It may come as a surprise to know that air pollution from coal-fired power plants is regulated by the Environmental Protection Agency (EPA), but water pollution is not. A smorgasbord of toxic compounds from coal smokestacks, including high levels of lead, arsenic and mercury, are deposited in ponds that are in many cases located just yards from rivers and streams.
Worse still, many of these ponds are unlined, allowing the toxic sludge to seep into underground water supplies. There are more than 600 sites in 29 states
where coal sludge ponds threaten local communities, making their residents 2,000 times more susceptible to cancer.
For the next week, the EPA is taking comments on a proposed regulation called Subtitle C that would enforce strict guidelines on lining and maintaining these toxic water ponds.
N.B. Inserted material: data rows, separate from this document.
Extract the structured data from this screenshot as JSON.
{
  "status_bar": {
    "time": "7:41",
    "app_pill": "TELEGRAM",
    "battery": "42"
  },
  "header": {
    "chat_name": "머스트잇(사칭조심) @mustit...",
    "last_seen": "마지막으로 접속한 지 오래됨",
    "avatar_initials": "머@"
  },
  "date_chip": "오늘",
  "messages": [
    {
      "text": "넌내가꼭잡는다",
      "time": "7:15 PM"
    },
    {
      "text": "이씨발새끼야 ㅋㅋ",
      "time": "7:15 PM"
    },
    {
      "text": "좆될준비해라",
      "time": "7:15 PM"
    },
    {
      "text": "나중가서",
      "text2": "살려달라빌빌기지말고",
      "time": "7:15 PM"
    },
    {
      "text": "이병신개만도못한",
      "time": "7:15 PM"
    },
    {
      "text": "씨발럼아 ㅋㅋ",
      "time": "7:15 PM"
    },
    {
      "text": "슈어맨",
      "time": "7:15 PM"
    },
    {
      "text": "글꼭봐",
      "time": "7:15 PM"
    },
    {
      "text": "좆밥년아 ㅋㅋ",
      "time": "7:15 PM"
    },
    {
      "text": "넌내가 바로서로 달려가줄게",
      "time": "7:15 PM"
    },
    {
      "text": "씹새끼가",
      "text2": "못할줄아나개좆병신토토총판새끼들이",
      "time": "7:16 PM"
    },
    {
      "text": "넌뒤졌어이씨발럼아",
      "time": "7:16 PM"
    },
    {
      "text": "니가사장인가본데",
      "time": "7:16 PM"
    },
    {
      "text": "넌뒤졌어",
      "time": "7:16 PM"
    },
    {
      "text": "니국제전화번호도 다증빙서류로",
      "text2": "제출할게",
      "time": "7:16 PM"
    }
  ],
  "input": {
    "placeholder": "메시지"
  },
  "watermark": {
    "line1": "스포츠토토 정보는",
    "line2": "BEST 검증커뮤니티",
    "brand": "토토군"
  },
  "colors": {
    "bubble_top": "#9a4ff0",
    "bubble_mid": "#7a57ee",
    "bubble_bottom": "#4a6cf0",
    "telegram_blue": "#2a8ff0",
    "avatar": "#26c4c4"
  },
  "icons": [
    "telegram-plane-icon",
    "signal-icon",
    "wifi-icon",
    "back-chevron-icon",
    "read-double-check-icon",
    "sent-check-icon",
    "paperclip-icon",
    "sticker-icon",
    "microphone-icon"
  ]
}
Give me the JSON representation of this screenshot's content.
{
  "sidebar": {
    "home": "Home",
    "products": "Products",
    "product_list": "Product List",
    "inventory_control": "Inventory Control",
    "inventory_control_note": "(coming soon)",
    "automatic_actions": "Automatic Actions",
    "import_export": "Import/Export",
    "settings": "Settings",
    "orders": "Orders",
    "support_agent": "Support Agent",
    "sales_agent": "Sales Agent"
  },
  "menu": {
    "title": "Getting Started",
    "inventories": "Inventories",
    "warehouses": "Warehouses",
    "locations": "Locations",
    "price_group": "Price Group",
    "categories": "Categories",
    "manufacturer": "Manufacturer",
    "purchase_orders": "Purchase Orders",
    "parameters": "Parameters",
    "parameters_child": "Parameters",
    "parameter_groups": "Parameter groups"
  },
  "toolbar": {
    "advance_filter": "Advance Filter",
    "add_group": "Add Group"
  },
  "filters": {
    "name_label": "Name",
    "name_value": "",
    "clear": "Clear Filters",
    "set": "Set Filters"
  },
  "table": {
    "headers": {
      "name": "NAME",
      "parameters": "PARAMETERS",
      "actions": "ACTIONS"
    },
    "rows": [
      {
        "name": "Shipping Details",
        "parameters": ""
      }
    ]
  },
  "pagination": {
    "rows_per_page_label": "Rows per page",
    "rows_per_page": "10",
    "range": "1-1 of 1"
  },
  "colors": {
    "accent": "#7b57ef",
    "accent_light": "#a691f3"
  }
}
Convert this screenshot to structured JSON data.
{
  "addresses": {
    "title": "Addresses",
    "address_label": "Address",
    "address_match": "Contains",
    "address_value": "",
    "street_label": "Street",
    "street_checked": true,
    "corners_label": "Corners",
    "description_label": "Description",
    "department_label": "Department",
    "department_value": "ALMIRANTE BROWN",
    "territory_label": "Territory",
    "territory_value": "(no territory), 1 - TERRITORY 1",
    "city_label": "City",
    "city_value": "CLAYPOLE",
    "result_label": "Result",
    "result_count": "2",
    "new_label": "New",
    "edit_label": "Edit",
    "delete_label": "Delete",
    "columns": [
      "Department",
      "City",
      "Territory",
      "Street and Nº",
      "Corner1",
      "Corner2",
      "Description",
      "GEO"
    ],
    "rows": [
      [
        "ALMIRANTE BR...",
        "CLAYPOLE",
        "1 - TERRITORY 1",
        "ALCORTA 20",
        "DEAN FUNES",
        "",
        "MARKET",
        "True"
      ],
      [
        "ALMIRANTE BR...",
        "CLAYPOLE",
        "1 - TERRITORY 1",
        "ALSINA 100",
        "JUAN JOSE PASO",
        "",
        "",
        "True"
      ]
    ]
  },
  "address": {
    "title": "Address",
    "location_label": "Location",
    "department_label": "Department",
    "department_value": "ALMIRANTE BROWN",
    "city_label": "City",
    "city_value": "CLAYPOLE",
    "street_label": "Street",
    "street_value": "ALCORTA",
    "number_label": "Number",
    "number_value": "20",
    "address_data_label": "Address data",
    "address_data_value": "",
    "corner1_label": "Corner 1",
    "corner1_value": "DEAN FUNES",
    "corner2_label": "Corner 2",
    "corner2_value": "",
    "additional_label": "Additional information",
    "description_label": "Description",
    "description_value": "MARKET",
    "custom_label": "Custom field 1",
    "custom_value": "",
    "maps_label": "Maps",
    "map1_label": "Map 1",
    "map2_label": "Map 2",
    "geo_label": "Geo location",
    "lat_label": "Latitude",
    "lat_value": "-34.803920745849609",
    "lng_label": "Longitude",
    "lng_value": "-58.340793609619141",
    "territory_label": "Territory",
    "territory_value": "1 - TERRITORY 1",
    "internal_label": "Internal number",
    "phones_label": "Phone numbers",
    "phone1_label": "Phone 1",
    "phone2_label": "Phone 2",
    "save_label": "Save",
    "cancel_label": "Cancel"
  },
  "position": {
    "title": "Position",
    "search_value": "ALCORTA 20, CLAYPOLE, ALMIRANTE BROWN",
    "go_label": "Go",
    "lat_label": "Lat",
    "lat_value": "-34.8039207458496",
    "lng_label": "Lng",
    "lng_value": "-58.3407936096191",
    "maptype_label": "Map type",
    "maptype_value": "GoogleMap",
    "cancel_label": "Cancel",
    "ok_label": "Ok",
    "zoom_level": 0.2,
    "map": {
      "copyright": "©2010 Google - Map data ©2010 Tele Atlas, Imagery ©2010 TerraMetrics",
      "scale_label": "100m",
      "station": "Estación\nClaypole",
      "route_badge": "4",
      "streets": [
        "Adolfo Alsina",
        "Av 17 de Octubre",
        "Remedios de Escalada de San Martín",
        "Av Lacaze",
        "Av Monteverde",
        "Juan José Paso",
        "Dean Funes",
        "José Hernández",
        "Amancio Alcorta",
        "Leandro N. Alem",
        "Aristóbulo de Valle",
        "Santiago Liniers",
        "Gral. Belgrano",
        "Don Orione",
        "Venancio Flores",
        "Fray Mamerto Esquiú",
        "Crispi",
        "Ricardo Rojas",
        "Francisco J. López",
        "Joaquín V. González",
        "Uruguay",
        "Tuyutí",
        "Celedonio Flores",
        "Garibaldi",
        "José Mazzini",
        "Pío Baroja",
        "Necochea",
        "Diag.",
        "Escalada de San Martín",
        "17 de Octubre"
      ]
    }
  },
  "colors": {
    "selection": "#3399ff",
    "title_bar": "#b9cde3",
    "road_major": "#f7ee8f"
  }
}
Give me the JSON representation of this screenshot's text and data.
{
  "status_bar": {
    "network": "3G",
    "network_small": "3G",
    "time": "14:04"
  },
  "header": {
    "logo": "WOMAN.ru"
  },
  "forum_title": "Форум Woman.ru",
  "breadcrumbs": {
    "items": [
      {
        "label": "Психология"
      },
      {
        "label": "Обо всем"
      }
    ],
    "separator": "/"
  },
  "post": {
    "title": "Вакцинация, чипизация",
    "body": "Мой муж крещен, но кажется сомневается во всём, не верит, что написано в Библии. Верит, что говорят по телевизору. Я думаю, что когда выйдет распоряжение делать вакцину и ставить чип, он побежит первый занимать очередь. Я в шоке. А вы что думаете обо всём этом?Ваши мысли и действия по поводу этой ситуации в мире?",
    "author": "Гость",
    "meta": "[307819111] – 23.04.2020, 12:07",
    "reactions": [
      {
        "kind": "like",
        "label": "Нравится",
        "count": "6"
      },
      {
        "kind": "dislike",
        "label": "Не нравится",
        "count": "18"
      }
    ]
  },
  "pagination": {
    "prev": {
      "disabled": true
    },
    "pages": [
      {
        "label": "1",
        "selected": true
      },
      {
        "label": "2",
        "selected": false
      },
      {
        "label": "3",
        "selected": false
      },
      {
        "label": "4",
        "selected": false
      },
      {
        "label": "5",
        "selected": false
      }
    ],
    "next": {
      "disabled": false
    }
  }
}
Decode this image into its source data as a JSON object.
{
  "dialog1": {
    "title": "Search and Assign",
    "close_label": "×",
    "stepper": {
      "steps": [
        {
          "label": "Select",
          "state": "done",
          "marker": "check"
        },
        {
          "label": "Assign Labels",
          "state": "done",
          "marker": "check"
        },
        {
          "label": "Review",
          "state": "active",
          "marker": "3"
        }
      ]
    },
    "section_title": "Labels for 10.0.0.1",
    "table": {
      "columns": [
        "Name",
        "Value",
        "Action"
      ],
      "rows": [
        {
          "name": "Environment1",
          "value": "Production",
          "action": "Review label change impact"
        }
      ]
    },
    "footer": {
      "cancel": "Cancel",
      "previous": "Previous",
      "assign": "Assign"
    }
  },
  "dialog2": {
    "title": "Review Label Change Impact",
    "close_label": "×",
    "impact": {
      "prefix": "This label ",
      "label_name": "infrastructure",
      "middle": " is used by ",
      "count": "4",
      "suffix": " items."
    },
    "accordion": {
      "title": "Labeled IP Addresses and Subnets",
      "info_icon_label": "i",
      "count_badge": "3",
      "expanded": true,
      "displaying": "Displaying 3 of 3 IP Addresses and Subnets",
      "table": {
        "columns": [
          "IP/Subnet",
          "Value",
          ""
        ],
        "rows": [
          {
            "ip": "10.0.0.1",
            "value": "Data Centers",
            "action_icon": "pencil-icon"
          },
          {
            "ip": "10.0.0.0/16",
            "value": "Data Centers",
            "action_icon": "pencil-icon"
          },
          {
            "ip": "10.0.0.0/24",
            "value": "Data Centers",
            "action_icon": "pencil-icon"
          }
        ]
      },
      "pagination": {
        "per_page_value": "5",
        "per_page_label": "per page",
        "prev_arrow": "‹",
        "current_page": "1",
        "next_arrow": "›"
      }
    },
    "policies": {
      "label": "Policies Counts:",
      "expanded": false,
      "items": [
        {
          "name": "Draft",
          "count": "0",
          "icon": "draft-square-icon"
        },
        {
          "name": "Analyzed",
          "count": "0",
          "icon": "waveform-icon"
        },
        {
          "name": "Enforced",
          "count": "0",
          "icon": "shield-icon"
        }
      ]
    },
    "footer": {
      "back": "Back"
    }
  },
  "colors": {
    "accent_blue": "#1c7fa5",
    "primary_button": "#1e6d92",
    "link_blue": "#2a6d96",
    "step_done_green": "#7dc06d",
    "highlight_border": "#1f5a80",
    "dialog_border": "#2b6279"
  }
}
Unfortunately, due to heavy lobbying effort from coal companies, the EPA is required to also consider an alternative regulation, Subtitle D. Subtitle D is similar in wording, but removes the EPA's authority to inspect and enforce for compliance, leaving that deed to the power producers.
If you want an example of how great utilities are at regulating themselves, flash back to the horrific Tennessee Valley Authority's coal ash spill in Kingston, Tenn., in December 2008, when more than 1 billion gallons of slurry literally flooded the region in toxic sludge. The residents of Kingston would likely agree that a little EPA regulation could go a long way in preventing such disasters in the future.
The just-launched EPAcoal website
provides more info and will send an automated letter directly to EPA head Lisa P. Jackson in support of Subtitle C.
The creators of this campaign, As You Sow, e-mailed me a list of great factoids and are asking everyone to tweet and facebook as many of these facts as possible to raise awareness about this important issue and to let people know that they can do something by sending a comment. The more comments in support of Subtitle C, the stronger the case for the EPA to get to work in cleaning up the mess of unregulated coal power.
- EPA has proposed two rules for storing coal ash. Rule C is for CLEAN. Rule D is for Dirty. Tell the EPA Yes on C.
- Burning coal makes toxic ash full of arsenic, mercury, lead and other heavy metals.
- Every year, 130 million tons of coal ash is produced in the U.S.
- We have until Nov. 19 to tell EPA Yes on C – store coal ash properly for Safe American Communities.
- 130 million tons: If you stacked it all on a football field, it would be 20 miles high.
- Coal ash is stored in massive sludge ponds. Toxins leach into the local water supply.
- Children are more susceptible to the health impacts of coal ash; 1.54 million children live near coal sites.
- There are thousands of sludge ponds in the U.S. near coal-burning power plants.
- The EPA says people living near coal ash ponds have cancer rates 2,000 times the acceptable risk.
- The EPA says that living near a coal pond is more dangerous than smoking 10 packs of cigarettes a day.
- Toxins from coal ash are linked to organ disease, cancer, respiratory illness and neurological damage.
- At least 137 sites in 34 states have been polluted by coal ash or scrubber sludge.
- The TVA coal ash spill destroyed the town of Kingston, Tenn. Don’t let that happen again!
Let the Twitter storm in support of coal regulation begin!